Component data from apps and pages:
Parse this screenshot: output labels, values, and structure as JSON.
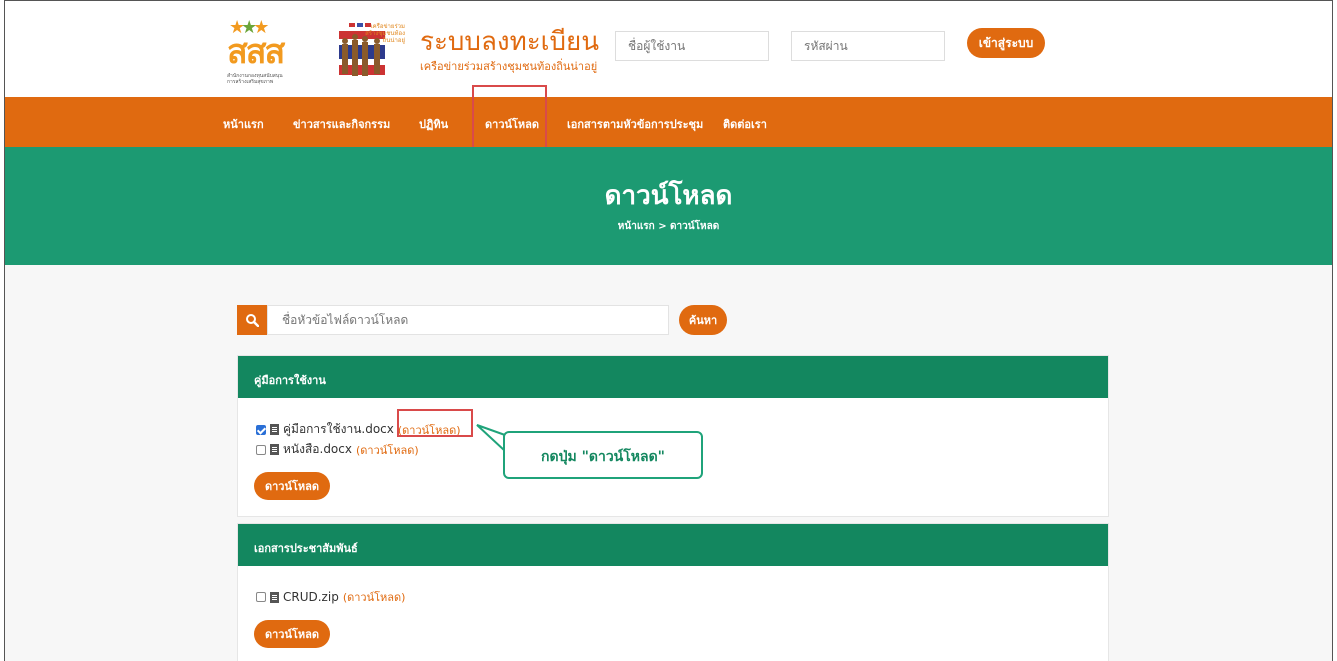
{
  "header": {
    "logo_sss_word": "สสส",
    "logo_sss_sub": "สำนักงานกองทุนสนับสนุนการสร้างเสริมสุขภาพ",
    "logo_network_text": "เครือข่ายร่วมสร้างชุมชนท้องถิ่นน่าอยู่",
    "site_title": "ระบบลงทะเบียน",
    "site_subtitle": "เครือข่ายร่วมสร้างชุมชนท้องถิ่นน่าอยู่",
    "username_placeholder": "ชื่อผู้ใช้งาน",
    "password_placeholder": "รหัสผ่าน",
    "login_label": "เข้าสู่ระบบ"
  },
  "nav": {
    "items": [
      {
        "label": "หน้าแรก"
      },
      {
        "label": "ข่าวสารและกิจกรรม"
      },
      {
        "label": "ปฏิทิน"
      },
      {
        "label": "ดาวน์โหลด"
      },
      {
        "label": "เอกสารตามหัวข้อการประชุม"
      },
      {
        "label": "ติดต่อเรา"
      }
    ]
  },
  "banner": {
    "title": "ดาวน์โหลด",
    "breadcrumb": "หน้าแรก >  ดาวน์โหลด"
  },
  "search": {
    "placeholder": "ชื่อหัวข้อไฟล์ดาวน์โหลด",
    "button_label": "ค้นหา"
  },
  "sections": [
    {
      "title": "คู่มือการใช้งาน",
      "files": [
        {
          "name": "คู่มือการใช้งาน.docx",
          "link": "(ดาวน์โหลด)",
          "checked": true
        },
        {
          "name": "หนังสือ.docx",
          "link": "(ดาวน์โหลด)",
          "checked": false
        }
      ],
      "button_label": "ดาวน์โหลด"
    },
    {
      "title": "เอกสารประชาสัมพันธ์",
      "files": [
        {
          "name": "CRUD.zip",
          "link": "(ดาวน์โหลด)",
          "checked": false
        }
      ],
      "button_label": "ดาวน์โหลด"
    }
  ],
  "annotation": {
    "callout_text": "กดปุ่ม \"ดาวน์โหลด\""
  },
  "colors": {
    "orange": "#e06a10",
    "green": "#1c9a72",
    "dark_green": "#13875f",
    "highlight_red": "#d94a4a"
  }
}
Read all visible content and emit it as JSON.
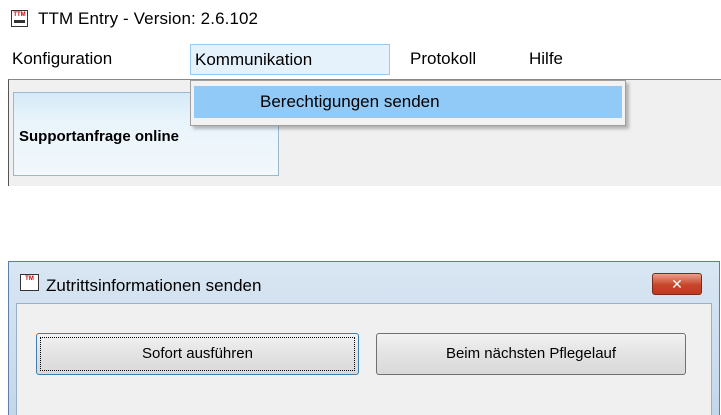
{
  "app": {
    "icon_text": "TTM",
    "title": "TTM Entry - Version: 2.6.102"
  },
  "menubar": {
    "items": [
      {
        "label": "Konfiguration"
      },
      {
        "label": "Kommunikation"
      },
      {
        "label": "Protokoll"
      },
      {
        "label": "Hilfe"
      }
    ]
  },
  "dropdown": {
    "items": [
      {
        "label": "Berechtigungen senden"
      }
    ]
  },
  "tab": {
    "label": "Supportanfrage online"
  },
  "dialog": {
    "icon_text": "TM",
    "title": "Zutrittsinformationen senden",
    "close_glyph": "✕",
    "buttons": {
      "now": "Sofort ausführen",
      "next_maintenance": "Beim nächsten Pflegelauf"
    }
  },
  "colors": {
    "menu_highlight": "#91c9f7",
    "close_button": "#c7452a"
  }
}
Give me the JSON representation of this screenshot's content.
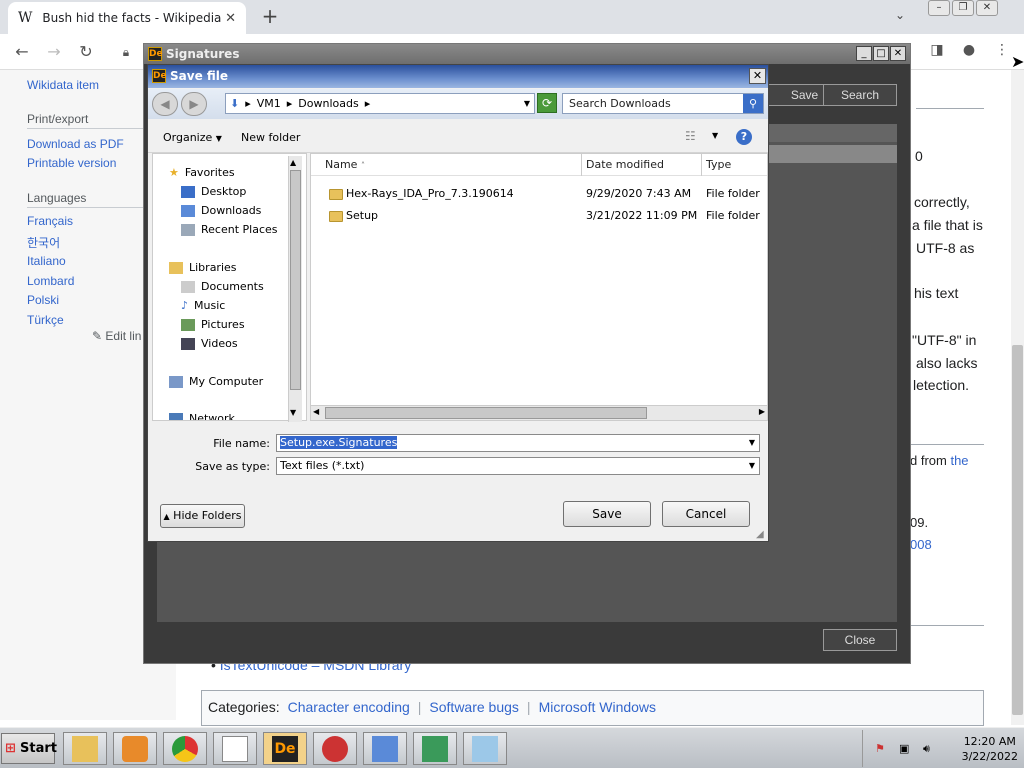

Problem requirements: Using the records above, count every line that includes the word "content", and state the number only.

Task result: 2